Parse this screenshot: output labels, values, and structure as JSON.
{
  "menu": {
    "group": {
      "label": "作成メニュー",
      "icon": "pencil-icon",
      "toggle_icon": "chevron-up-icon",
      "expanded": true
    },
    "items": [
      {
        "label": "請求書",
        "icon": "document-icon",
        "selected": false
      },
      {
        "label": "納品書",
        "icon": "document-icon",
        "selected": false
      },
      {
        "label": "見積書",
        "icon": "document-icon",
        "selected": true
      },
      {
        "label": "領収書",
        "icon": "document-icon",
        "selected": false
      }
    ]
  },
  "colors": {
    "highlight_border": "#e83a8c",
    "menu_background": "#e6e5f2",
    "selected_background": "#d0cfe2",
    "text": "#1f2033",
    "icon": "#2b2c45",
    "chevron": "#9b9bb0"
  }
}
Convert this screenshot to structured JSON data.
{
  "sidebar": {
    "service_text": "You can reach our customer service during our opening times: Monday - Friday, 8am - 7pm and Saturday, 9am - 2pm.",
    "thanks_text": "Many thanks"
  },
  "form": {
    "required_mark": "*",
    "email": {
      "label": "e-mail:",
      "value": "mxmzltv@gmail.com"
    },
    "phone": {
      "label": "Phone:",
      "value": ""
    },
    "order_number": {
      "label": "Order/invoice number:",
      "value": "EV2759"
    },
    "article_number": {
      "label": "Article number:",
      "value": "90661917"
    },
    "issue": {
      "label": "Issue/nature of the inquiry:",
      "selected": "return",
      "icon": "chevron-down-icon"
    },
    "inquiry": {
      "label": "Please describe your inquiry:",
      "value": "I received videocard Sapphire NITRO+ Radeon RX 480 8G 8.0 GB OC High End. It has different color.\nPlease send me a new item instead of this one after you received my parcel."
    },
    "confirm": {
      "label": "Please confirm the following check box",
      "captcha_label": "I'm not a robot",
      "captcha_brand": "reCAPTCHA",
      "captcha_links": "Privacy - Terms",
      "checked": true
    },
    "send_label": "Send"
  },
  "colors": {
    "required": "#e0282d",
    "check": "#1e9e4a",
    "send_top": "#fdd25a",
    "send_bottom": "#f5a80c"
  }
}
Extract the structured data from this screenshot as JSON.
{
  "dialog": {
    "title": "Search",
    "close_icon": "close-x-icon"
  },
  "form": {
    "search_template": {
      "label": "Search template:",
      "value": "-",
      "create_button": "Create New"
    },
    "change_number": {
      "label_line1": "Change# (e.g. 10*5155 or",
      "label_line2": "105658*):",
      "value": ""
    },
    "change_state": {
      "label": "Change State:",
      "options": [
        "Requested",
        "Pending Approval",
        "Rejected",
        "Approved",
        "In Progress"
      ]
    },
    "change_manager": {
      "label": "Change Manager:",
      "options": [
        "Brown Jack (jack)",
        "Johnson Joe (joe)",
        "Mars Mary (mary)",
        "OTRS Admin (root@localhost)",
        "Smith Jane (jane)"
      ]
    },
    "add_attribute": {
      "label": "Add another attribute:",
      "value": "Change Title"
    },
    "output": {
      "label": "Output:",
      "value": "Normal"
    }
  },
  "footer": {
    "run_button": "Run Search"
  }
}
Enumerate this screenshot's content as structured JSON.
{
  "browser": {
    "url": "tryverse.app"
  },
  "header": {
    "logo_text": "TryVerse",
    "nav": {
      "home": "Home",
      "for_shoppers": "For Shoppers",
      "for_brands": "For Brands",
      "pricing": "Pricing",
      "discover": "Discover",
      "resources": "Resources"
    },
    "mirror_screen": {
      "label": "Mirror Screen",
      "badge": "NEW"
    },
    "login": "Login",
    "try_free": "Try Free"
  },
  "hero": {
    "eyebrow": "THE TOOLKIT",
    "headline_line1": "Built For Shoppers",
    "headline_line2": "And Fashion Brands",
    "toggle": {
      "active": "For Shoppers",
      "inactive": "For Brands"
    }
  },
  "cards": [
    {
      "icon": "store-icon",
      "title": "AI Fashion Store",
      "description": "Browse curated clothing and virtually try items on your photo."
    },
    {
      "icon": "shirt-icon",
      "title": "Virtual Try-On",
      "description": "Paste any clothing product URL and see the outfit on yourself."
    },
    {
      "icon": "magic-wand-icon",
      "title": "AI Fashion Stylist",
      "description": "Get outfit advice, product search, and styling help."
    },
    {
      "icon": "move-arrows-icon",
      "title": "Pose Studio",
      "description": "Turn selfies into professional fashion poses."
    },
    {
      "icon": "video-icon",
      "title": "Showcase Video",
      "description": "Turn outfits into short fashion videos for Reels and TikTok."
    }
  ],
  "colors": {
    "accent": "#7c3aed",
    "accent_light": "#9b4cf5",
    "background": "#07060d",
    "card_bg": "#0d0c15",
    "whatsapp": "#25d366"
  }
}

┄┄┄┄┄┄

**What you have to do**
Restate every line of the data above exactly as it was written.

**Result of the task**
Parse this screenshot: output labels, values, and structure as JSON.
{
  "menu": {
    "group": {
      "label": "作成メニュー",
      "icon": "pencil-icon",
      "toggle_icon": "chevron-up-icon",
      "expanded": true
    },
    "items": [
      {
        "label": "請求書",
        "icon": "document-icon",
        "selected": false
      },
      {
        "label": "納品書",
        "icon": "document-icon",
        "selected": false
      },
      {
        "label": "見積書",
        "icon": "document-icon",
        "selected": true
      },
      {
        "label": "領収書",
        "icon": "document-icon",
        "selected": false
      }
    ]
  },
  "colors": {
    "highlight_border": "#e83a8c",
    "menu_background": "#e6e5f2",
    "selected_background": "#d0cfe2",
    "text": "#1f2033",
    "icon": "#2b2c45",
    "chevron": "#9b9bb0"
  }
}
Convert this screenshot to structured JSON data.
{
  "sidebar": {
    "service_text": "You can reach our customer service during our opening times: Monday - Friday, 8am - 7pm and Saturday, 9am - 2pm.",
    "thanks_text": "Many thanks"
  },
  "form": {
    "required_mark": "*",
    "email": {
      "label": "e-mail:",
      "value": "mxmzltv@gmail.com"
    },
    "phone": {
      "label": "Phone:",
      "value": ""
    },
    "order_number": {
      "label": "Order/invoice number:",
      "value": "EV2759"
    },
    "article_number": {
      "label": "Article number:",
      "value": "90661917"
    },
    "issue": {
      "label": "Issue/nature of the inquiry:",
      "selected": "return",
      "icon": "chevron-down-icon"
    },
    "inquiry": {
      "label": "Please describe your inquiry:",
      "value": "I received videocard Sapphire NITRO+ Radeon RX 480 8G 8.0 GB OC High End. It has different color.\nPlease send me a new item instead of this one after you received my parcel."
    },
    "confirm": {
      "label": "Please confirm the following check box",
      "captcha_label": "I'm not a robot",
      "captcha_brand": "reCAPTCHA",
      "captcha_links": "Privacy - Terms",
      "checked": true
    },
    "send_label": "Send"
  },
  "colors": {
    "required": "#e0282d",
    "check": "#1e9e4a",
    "send_top": "#fdd25a",
    "send_bottom": "#f5a80c"
  }
}
Extract the structured data from this screenshot as JSON.
{
  "dialog": {
    "title": "Search",
    "close_icon": "close-x-icon"
  },
  "form": {
    "search_template": {
      "label": "Search template:",
      "value": "-",
      "create_button": "Create New"
    },
    "change_number": {
      "label_line1": "Change# (e.g. 10*5155 or",
      "label_line2": "105658*):",
      "value": ""
    },
    "change_state": {
      "label": "Change State:",
      "options": [
        "Requested",
        "Pending Approval",
        "Rejected",
        "Approved",
        "In Progress"
      ]
    },
    "change_manager": {
      "label": "Change Manager:",
      "options": [
        "Brown Jack (jack)",
        "Johnson Joe (joe)",
        "Mars Mary (mary)",
        "OTRS Admin (root@localhost)",
        "Smith Jane (jane)"
      ]
    },
    "add_attribute": {
      "label": "Add another attribute:",
      "value": "Change Title"
    },
    "output": {
      "label": "Output:",
      "value": "Normal"
    }
  },
  "footer": {
    "run_button": "Run Search"
  }
}
Enumerate this screenshot's content as structured JSON.
{
  "browser": {
    "url": "tryverse.app"
  },
  "header": {
    "logo_text": "TryVerse",
    "nav": {
      "home": "Home",
      "for_shoppers": "For Shoppers",
      "for_brands": "For Brands",
      "pricing": "Pricing",
      "discover": "Discover",
      "resources": "Resources"
    },
    "mirror_screen": {
      "label": "Mirror Screen",
      "badge": "NEW"
    },
    "login": "Login",
    "try_free": "Try Free"
  },
  "hero": {
    "eyebrow": "THE TOOLKIT",
    "headline_line1": "Built For Shoppers",
    "headline_line2": "And Fashion Brands",
    "toggle": {
      "active": "For Shoppers",
      "inactive": "For Brands"
    }
  },
  "cards": [
    {
      "icon": "store-icon",
      "title": "AI Fashion Store",
      "description": "Browse curated clothing and virtually try items on your photo."
    },
    {
      "icon": "shirt-icon",
      "title": "Virtual Try-On",
      "description": "Paste any clothing product URL and see the outfit on yourself."
    },
    {
      "icon": "magic-wand-icon",
      "title": "AI Fashion Stylist",
      "description": "Get outfit advice, product search, and styling help."
    },
    {
      "icon": "move-arrows-icon",
      "title": "Pose Studio",
      "description": "Turn selfies into professional fashion poses."
    },
    {
      "icon": "video-icon",
      "title": "Showcase Video",
      "description": "Turn outfits into short fashion videos for Reels and TikTok."
    }
  ],
  "colors": {
    "accent": "#7c3aed",
    "accent_light": "#9b4cf5",
    "background": "#07060d",
    "card_bg": "#0d0c15",
    "whatsapp": "#25d366"
  }
}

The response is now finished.